brexit
Image: Unsplash

Parliamentary precedent is dead, and yet Brexit lives on

Throughout the Brexit process, parliamentary precedent has been torn to shreds time and time again and uncertainty plagues our political climate more than ever.

On Thursday, Stephen Barclay, the Brexit Secretary, spoke at great length as he explained to Parliamentarians why they should support the Prime Minister’s motion to extend the Article 50 process. Moments later, Barclay trudged through the no lobby, voting against the very motion he had just debated in favour of. Even more remarkably, Julian Smith, the government’s Chief Whip, abstained from voting at all. The number of Tory MPs who voted to support Theresa May were outnumbered by the gang of Conservatives who rebelled against her leadership. Parliamentary precedent is dead, and yet Brexit lives on.

The Commons have now voted against a no-deal Brexit, twice against Theresa May’s deal and against a People’s Vote. The only thing that parliament has actually voted for is to extend Article 50, an action that the British government, nor legislature, can take unilaterally.

Terrifyingly, this three-way Mexican standoff is no closer to being resolved and uncertainty remains ever present.
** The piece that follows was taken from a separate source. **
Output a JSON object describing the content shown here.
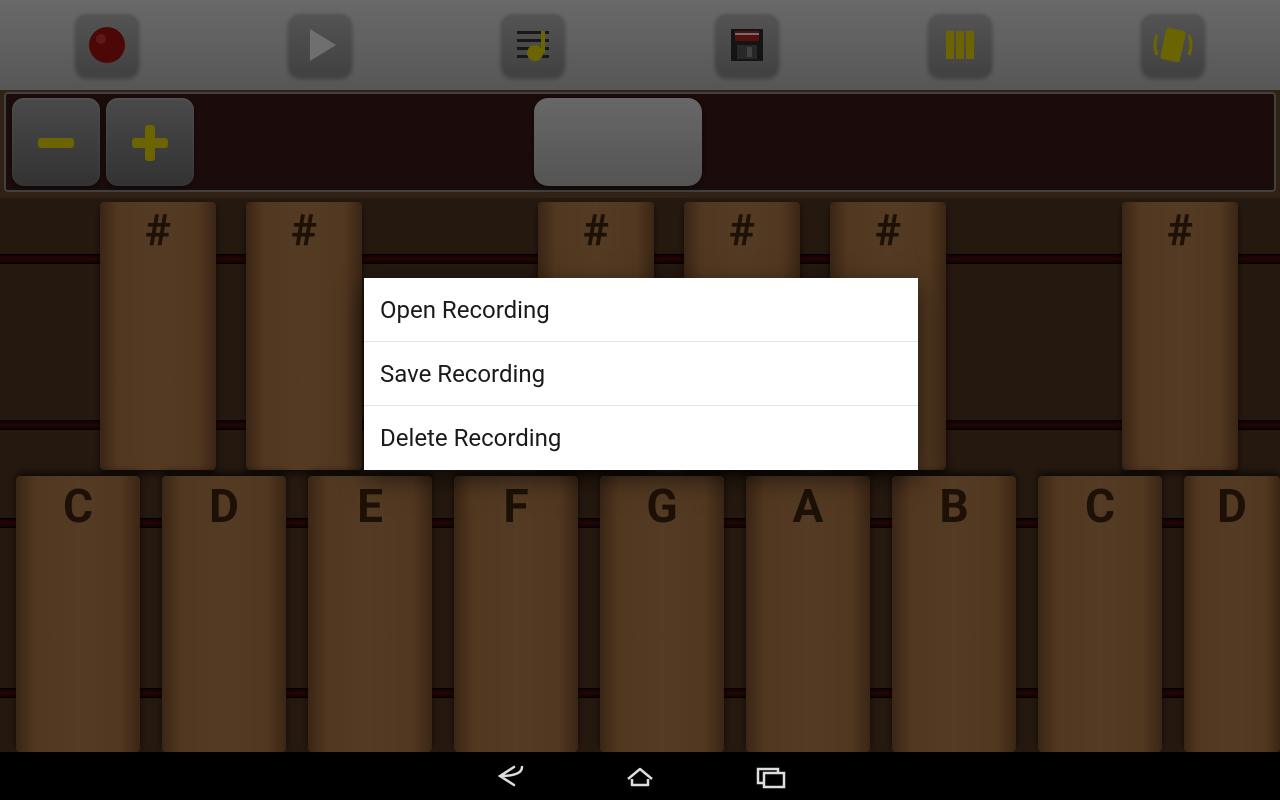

It has become the norm for European leaders to disseminate their views on Twitter almost immediately after Westminster has voted on matters related to Brexit. In the wake of Thursday’s vote, a stunned silence seemed to engulf not just social media, but also the continent. The European Union must now decide if it will grant the UK an extension to Article 50, and, if so, for how long and for what purpose.

Appearing on BBC News on Wednesday evening, Nigel Farage grinned at the prospect of a member state vetoing the UK’s request to extend Article 50. It has been suggested that Farage could perhaps try to convince the populist government of Italy to hinder Parliament’s plan to delay Brexit — whether this is actually viable, or a grand overstatement of Farage’s influence, remains to be seen.

It is difficult to identify anything on the political horizon that is clear. The United Kingdom is now hurtling towards a scenario where it could still be a member of the European Union, while refusing to send MEPs to Brussels. If this scenario was to crystallise the European Court of Justice would inevitably enter the Brexit arena once more.

She will croak her way to Brexit Deadline Day with the hope of forcing MPs into supporting her deal, however much they resent it

Theresa May is now in an incredibly awkward situation. Following another week of Brexit chaos, both the Brexiteers and Remainers genuinely believe that they have something to cheer about. In the words of notorious ERG ringleader, Jacob Rees-Mogg, “the losers vote” (otherwise known as the People’s Vote) is now “off the table” as a result of the Wollaston Amendment’s emphatic defeat. Meanwhile, Remain leaning MPs can rejoice in the fact that the Malthouse Compromise has been dashed twice.

To complicate matters further, the newly formed Independent Group is eroding Labour’s position in the polls, making the next General Election (whenever it comes along) even more difficult to predict.

Theresa May has long been accused of trying to “run down the clock”. Until the European Union agrees to extend Article 50, Britain will still leave the EU on March 29th. We are edging closer and closer to the cliff edge and it is only the prospect of the UK hurtling over the edge that has kept Theresa May in office. The Prime Minister is running down the clock. She will croak her way to Brexit Deadline Day with the hope of forcing MPs into supporting her deal, however much they resent it. That is the only way Theresa May can win, and she knows it.

To quote the Prime Minister, “nothing has changed”. Nothing, except even more uncertainty amidst political turmoil.

Meanwhile, the Remainers, with the exception of those who supported the Wollaston Amendment, are pursuing the same path. The People’s Vote campaign is absolutely aware that its only chance of success is in the final days before Brexit, as the clouds thicken and the vultures circle. The Independent Group, in their pursuit of a “better” politics, are understandably unwilling to wait.

Boris Johnson, fresh from his haircut, stands with Nigel Farage and his gang of Brexiteers who will cling to “the will of the people” until they take their last breath. They too want to kick the can down the road. The only difference is that they wish to smash the can over the cliffs of Dover, with Rees-Mogg’s Irish hedge fund profiting as Sterling inevitably dives.

To quote the Prime Minister, “nothing has changed”. Nothing, except even more uncertainty amidst political turmoil.

The Brexiteers, the Remainers and our lonely Prime Minister are now path dependent. All sides will try to hold their nerves, grind down the clock and hope that Brexit (or no Brexit) favours the brave. Terrifyingly, this three-way Mexican standoff is no closer to being resolved and uncertainty remains ever present. So, Brexit rumbles on.

Related Posts

Comments

Leave a Reply

Your email address will not be published. Required fields are marked *